Montana Women Vote is also encouraging folks to thank their favorite state politicians now that the 2011 legislative session has come to a close.

“As this challenging Montana legislative session has come to an end, we can all be grateful to the brave and tireless legislators who stood and advocated for issues important to women and families,” says the notice sent out by Montana Women Vote.

The note includes a link to a Mother’s Day card you can print out, write on and send to an elected official of your choice. It reads, “Thank you from all the mothers, fathers, children and grandchildren for your hard work for the future of Montana. Your mama would be proud.”
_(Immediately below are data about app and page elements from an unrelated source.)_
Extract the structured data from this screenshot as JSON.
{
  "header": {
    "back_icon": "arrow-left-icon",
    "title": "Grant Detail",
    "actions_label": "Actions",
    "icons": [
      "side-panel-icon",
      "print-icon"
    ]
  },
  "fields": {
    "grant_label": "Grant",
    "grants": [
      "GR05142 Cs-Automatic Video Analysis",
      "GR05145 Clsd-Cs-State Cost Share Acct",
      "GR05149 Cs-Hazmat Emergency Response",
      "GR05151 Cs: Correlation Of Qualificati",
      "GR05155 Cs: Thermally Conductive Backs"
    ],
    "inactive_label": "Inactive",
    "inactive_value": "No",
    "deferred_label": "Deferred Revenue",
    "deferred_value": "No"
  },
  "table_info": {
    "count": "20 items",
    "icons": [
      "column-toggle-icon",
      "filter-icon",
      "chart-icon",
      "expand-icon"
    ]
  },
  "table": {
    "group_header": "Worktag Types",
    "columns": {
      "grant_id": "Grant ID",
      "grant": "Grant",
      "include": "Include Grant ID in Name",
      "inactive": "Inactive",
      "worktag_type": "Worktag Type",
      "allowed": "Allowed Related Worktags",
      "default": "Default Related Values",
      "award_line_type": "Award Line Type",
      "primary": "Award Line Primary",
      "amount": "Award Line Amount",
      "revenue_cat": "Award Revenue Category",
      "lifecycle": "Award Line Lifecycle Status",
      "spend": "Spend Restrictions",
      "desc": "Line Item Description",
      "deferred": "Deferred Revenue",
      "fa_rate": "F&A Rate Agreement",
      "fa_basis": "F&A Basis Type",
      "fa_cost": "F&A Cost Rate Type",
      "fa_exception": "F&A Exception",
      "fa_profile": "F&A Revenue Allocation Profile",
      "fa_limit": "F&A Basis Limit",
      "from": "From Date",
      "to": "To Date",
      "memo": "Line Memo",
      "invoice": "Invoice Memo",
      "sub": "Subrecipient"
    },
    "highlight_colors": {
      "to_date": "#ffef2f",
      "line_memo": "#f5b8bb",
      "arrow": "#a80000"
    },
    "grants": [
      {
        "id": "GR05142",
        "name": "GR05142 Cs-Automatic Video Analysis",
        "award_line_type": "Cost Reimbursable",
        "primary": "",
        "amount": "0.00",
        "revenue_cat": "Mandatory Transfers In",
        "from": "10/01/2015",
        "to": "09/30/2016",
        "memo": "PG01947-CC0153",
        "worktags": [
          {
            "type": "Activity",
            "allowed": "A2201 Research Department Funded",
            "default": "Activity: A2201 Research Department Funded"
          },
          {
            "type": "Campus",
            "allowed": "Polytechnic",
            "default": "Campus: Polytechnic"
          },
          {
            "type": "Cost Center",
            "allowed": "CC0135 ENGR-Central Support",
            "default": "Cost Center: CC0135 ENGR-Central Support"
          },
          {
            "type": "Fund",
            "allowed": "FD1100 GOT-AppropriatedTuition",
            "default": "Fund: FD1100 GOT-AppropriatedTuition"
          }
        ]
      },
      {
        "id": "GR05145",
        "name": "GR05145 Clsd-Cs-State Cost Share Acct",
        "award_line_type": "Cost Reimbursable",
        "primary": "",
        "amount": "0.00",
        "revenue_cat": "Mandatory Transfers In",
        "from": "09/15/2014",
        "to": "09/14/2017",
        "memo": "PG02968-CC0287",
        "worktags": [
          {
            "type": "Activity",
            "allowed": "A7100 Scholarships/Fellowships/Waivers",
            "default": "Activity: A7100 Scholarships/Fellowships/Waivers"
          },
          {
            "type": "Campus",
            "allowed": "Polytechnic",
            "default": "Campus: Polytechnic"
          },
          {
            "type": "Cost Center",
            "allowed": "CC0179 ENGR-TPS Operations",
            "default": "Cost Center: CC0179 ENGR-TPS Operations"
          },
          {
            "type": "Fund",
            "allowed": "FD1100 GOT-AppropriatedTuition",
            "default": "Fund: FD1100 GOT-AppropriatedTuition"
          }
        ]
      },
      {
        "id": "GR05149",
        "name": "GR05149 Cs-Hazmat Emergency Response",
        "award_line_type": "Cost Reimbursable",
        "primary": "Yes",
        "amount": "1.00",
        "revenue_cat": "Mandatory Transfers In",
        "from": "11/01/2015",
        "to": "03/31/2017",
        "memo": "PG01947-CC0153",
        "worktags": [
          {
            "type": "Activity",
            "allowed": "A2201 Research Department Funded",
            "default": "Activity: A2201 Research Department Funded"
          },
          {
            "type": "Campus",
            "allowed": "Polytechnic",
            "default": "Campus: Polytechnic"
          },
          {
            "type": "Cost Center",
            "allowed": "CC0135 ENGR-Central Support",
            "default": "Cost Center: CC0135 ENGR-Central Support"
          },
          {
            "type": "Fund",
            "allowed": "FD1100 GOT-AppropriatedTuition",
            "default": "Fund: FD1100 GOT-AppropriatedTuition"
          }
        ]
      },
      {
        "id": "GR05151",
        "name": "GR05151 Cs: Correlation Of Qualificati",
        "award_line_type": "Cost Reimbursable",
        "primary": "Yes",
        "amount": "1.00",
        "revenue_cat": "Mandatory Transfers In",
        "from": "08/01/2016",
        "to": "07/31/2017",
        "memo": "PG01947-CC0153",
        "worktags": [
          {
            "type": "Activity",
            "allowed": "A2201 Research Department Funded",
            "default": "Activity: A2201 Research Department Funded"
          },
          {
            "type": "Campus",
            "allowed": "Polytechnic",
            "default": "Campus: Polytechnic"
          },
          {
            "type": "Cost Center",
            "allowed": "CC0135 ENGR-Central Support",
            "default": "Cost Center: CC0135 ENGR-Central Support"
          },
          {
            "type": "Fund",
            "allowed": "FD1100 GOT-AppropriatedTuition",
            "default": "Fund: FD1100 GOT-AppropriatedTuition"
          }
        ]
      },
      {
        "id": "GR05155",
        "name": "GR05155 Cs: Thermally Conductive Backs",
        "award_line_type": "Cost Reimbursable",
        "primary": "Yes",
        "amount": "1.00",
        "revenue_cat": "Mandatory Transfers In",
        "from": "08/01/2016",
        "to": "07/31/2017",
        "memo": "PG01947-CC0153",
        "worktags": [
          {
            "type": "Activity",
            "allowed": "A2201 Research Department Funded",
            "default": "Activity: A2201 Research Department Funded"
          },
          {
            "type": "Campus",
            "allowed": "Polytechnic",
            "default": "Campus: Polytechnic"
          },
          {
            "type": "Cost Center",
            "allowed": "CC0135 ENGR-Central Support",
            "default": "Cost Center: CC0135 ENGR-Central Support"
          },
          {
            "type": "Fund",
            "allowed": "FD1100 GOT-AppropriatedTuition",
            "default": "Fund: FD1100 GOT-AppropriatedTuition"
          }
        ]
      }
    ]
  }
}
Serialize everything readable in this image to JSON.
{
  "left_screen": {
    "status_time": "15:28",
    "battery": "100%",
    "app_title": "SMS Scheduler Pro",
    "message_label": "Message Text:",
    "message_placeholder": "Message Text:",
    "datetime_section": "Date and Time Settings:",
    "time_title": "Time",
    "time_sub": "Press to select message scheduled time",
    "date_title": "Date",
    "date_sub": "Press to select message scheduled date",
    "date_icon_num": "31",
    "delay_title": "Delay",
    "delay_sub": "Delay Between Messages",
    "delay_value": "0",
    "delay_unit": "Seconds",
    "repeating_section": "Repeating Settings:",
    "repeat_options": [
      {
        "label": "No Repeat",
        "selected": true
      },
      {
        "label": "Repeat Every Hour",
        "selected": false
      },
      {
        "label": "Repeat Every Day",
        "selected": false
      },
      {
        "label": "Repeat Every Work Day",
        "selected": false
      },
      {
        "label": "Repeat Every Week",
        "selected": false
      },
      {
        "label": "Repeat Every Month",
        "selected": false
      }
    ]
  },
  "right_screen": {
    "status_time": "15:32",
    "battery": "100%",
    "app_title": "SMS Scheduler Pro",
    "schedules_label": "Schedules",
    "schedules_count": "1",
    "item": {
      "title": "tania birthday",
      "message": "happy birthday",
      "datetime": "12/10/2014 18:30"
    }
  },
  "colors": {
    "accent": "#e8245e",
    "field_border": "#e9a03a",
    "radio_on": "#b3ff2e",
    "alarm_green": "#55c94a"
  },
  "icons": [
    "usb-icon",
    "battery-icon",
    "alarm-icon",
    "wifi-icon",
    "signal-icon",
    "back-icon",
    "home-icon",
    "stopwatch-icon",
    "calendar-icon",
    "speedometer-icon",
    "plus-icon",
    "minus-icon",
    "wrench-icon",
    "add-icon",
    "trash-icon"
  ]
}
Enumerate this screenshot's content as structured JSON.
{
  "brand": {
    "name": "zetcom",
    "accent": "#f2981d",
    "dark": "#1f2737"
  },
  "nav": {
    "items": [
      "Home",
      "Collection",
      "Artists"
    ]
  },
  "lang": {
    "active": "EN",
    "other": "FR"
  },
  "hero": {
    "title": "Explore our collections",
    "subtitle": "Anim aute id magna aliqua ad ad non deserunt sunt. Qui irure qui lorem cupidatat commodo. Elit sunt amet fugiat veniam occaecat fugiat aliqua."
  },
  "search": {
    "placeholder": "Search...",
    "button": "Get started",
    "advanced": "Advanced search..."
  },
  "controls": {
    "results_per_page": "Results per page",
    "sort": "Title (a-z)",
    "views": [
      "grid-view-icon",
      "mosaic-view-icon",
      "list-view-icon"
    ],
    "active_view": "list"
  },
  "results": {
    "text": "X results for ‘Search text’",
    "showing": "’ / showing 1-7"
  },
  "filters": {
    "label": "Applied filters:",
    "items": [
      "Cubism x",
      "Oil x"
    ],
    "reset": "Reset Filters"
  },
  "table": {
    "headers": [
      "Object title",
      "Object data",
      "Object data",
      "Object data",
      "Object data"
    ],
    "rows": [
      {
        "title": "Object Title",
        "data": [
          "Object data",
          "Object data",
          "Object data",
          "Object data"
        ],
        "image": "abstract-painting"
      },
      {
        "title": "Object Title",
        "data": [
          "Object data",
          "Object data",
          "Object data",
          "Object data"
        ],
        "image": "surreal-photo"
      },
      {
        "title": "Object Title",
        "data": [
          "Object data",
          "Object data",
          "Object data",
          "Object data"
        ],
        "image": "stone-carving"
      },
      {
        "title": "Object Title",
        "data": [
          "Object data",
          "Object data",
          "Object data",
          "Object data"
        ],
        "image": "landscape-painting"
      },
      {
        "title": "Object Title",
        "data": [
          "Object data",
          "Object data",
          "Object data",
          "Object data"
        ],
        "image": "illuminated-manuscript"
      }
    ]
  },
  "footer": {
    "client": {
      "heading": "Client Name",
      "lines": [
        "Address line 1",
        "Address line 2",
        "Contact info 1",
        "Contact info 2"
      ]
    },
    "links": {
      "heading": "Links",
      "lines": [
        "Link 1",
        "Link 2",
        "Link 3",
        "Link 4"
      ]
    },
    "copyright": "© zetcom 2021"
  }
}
The folks at Montana Women Vote, thorough people that they are, also include handy links to a complete list of Montana legislator addresses, and a list of other statewide elected officials’ addresses.

If one of your favorite state legislators happens to be Missoula Democrat Carol Williams, the first female Senate Majority Leader in Montana history, then you will be delighted with this coming Sunday’s guest column. It’s also about certain congressional delegates and the Clean Air Act.

But, dear readers, I won’t make you wait to read the opinion piece by Williams, a mother of three and grandmother of three. Here’s a special sneak peek for your reading pleasure, following the news release about the stroller brigade.

Read the rest of this entry »

12 Comments »

Start your Mother’s Day early at the annual Mother’s Day Eve Bash in Missoula!

Sick of Mother’s Day stuff yet? Nah, neither am I.

I continue to dip my attention into the constant stream of Mother’s Day retail trends, and come back dripping with information like this:

How do consumers show their love and appreciation for mom? Typically it’s a nice brunch, some flowers or maybe a homemade meal shared with the family. This year, mom is getting an iPad. Maybe even a diamond necklace.  NRF’s latest Mother’s Day survey found that the average person will spend $140 on mom, with the biggest chunk of that going to luxurious items such as jewelry and consumer electronics. Those looking for more creative ways to spoil mom will seek out gardening tools, kitchenware and even spa treatments.

Well. What to say to that.

Missoula gives something even better than diamonds and electronics to its moms each year on the night before Mother’s Day: The Mother’s Day Eve Bash. The brainchild of Missoula mom Elke Govertsen, the bash has undeniably grown over the years.

Moms who show up at Peak Heath & Wellness this Saturday between the hours of 7 and 11 p.m. can expect to be greeted at the door with a goody bag before moving on to enjoy “Yoga, pampering, wine, and celebrating another year of mothering,” according to the Mamalode website.

Mamalode? Oh, that’s just Elke Govertsen’s OTHER hugely successful brainchild. It’s this magazine and website “for the whole mother.” And it, of course, has a ton more information about the Mother’s Day Eve Bash. Check out that info here.

And I’ll see you there!

No Comments »

Many moms to spend Mother’s Day reading at a restaurant?

With Mother’s Day fast approaching, there’s a ton of Mother’s Day trend stories out there. I came across one that says Mother’s Day is THE most popular day of the year to dine out – even ahead of Valentine’s Day.

And I came across another that predicts more people will be buying their moms a Mother’s Day gadget such as a smartphone or e-reader.

What do you get when you put these two trends together? I suspect more moms will be fiddling with their techno gadgets under the dinner table this Sunday.

1 Comment »